However, even core inflation, which excludes food and fuel prices, slowed to 0.6% in October from 0.8% in September, pointing to China's continued battle with disinflationary forces and the risk of again missing the government's full-year headline inflation target, set at around 3%.
The end of the week was wrapped up with domestic GDP, the broadest measure of an economy’s health. The data showed that Britain’s economy remained stagnant during the 3rd quarter, compared with a forecast for a 0.1% fall, narrowly avoiding recession.
Interestingly, Britain's economy now stands 1.8% above its level in late 2019, making its post-COVID recovery stronger than that of Germany but a long way behind the United States, where the economy has gone all in, growing by more than 7% from its pre-pandemic level.
This coming week
As we head towards the end of the year, a lot of the data being released over the next week or two could really work to set the tone for 2024. The beginning of the coming week sees investors having a job of their own, keeping on top of the raft of domestic labour data is released by Tuesday.
With the enduring strength of the employment market a key consideration of the Bank of England (BoE), Tuesday’s data released from the Office for National Statistics (ONS) should make for particularly interesting reading. Coming in three parts, we will have the chance to firstly examine the change in the number of people claiming unemployment related benefits during the previous month, the change in the average hourly earnings level over the last quarter and the overall unemployment level. All three should give us a comprehensive view of the state of the labour market here in the UK and could well have a large impact on the BoE’s thinking when considering future rate policy.
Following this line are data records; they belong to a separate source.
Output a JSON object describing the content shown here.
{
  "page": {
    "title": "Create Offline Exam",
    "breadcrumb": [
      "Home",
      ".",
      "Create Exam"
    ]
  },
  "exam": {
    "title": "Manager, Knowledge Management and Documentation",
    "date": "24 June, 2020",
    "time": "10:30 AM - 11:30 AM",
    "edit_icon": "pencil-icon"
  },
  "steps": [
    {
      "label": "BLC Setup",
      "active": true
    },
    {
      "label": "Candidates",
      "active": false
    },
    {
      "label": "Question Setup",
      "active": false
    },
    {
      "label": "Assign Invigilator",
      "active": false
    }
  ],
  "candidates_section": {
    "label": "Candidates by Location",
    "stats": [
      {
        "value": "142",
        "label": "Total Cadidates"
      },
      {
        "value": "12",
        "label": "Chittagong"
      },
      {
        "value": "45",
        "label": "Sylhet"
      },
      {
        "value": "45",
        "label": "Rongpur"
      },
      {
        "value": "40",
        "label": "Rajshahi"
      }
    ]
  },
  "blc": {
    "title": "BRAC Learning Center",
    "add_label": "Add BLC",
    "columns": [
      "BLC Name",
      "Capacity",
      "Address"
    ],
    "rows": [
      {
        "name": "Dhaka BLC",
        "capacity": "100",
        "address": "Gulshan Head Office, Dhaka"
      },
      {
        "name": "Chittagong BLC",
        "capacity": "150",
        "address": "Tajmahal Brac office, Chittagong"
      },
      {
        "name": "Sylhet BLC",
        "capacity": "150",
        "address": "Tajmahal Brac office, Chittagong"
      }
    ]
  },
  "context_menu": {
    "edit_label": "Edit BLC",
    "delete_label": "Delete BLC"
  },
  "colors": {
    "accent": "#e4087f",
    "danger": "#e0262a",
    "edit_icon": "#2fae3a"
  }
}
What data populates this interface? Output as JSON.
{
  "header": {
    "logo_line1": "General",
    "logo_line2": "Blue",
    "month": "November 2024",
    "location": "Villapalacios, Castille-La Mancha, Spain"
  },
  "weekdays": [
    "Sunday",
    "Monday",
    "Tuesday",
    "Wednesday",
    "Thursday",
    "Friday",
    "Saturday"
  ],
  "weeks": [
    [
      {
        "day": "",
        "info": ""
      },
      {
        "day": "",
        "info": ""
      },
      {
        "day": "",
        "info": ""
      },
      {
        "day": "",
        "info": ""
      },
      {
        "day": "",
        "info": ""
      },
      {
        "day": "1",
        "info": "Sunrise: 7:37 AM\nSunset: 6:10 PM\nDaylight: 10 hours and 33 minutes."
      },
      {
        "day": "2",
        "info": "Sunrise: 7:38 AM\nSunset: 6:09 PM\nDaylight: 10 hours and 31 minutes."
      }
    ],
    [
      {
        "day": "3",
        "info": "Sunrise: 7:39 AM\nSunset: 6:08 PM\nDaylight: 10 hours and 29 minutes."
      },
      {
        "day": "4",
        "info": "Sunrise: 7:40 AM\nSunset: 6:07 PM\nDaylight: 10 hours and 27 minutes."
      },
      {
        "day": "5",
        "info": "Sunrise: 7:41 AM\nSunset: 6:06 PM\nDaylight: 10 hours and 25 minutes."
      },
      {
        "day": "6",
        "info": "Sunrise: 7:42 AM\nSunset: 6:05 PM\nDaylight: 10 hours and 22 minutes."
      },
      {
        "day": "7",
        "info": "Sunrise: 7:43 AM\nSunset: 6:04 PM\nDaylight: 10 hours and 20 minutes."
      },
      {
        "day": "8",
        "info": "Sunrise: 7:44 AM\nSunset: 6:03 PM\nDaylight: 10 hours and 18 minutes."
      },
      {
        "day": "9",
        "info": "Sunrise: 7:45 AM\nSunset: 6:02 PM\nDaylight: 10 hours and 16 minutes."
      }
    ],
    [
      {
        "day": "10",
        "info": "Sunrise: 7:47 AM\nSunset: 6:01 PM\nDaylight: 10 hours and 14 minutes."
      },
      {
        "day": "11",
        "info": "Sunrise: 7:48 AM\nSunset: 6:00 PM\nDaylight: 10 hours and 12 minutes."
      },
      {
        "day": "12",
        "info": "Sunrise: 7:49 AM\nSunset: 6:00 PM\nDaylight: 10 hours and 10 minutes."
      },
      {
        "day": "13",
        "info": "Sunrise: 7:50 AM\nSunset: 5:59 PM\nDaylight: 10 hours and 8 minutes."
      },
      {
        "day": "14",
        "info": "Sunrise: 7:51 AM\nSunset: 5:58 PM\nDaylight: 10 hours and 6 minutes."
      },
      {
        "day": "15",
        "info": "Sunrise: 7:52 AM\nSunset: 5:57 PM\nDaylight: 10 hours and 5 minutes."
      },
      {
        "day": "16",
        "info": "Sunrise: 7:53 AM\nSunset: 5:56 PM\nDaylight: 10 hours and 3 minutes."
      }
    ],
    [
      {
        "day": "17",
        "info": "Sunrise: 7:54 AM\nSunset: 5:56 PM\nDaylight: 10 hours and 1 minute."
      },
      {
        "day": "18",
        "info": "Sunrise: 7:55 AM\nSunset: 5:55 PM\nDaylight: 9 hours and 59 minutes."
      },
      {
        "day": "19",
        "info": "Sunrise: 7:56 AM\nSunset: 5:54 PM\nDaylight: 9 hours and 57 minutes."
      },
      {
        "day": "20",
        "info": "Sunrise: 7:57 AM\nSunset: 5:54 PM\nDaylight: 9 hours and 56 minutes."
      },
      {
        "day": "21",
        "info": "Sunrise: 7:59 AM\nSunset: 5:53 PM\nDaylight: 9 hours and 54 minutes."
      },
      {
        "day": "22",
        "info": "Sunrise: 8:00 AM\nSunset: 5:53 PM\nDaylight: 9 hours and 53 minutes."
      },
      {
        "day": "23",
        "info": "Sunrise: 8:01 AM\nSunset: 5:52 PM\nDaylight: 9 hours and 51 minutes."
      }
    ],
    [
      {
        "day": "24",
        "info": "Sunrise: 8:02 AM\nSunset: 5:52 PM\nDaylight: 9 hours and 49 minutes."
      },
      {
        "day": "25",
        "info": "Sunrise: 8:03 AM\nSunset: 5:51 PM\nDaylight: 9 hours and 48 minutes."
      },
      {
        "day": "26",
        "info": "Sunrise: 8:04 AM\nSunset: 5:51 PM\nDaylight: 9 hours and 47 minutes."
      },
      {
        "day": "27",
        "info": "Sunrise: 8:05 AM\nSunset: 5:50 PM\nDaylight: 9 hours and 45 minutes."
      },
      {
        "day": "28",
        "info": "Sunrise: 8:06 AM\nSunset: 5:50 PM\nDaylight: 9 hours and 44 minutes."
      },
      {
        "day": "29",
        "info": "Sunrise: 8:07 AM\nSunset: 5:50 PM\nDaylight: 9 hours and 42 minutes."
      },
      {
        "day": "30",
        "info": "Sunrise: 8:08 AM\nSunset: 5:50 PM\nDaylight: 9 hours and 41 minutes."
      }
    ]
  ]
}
Later in the day comes US inflation figures in the form of Consumer Price Index (CPI) readings. Much like here in the UK, the chances of another rate rise remains in the balance for Americans, with a stronger or weaker figure contributing vastly to how the Federal Reserve will wish to proceed with future rate hikes. The inflation report will come in two parts, Headline CPI and Core CPI. Headline includes more volatile sectors such as energy and food, whilst core strips these areas out, giving us a truer reflection of where price rises are headed in the world’s largest economy.
In what could become an inflation themed week for investors, the UK will release its own equivalent data on Wednesday. With the BoE Governor and Chief Economist giving mixed signals as to when they may look to cut rates next year, next week’s data could prove crucial in allowing markets to make their own minds up.
With investors perhaps not buying the narrative of what various UK And US central bankers are saying when it comes to whether they will hold or hike rates further by the end of the year, it is time to see what they are buying, as retail sales figures are announced later in the week, for both sides of the pond. Detailing the change in the total value of sales at the retail level, the data is useful in that it acts as the primary gauge of consumer spending, which accounts for most overall economic activity.
The information in this blog or any response to comments should not be regarded as financial advice. If you are unsure of any of the terminology used, you should seek financial advice. Remember that the value of investments can go down as well as up, and could be worth less than what was paid in. The information is based on our understanding as at 10 November 2023.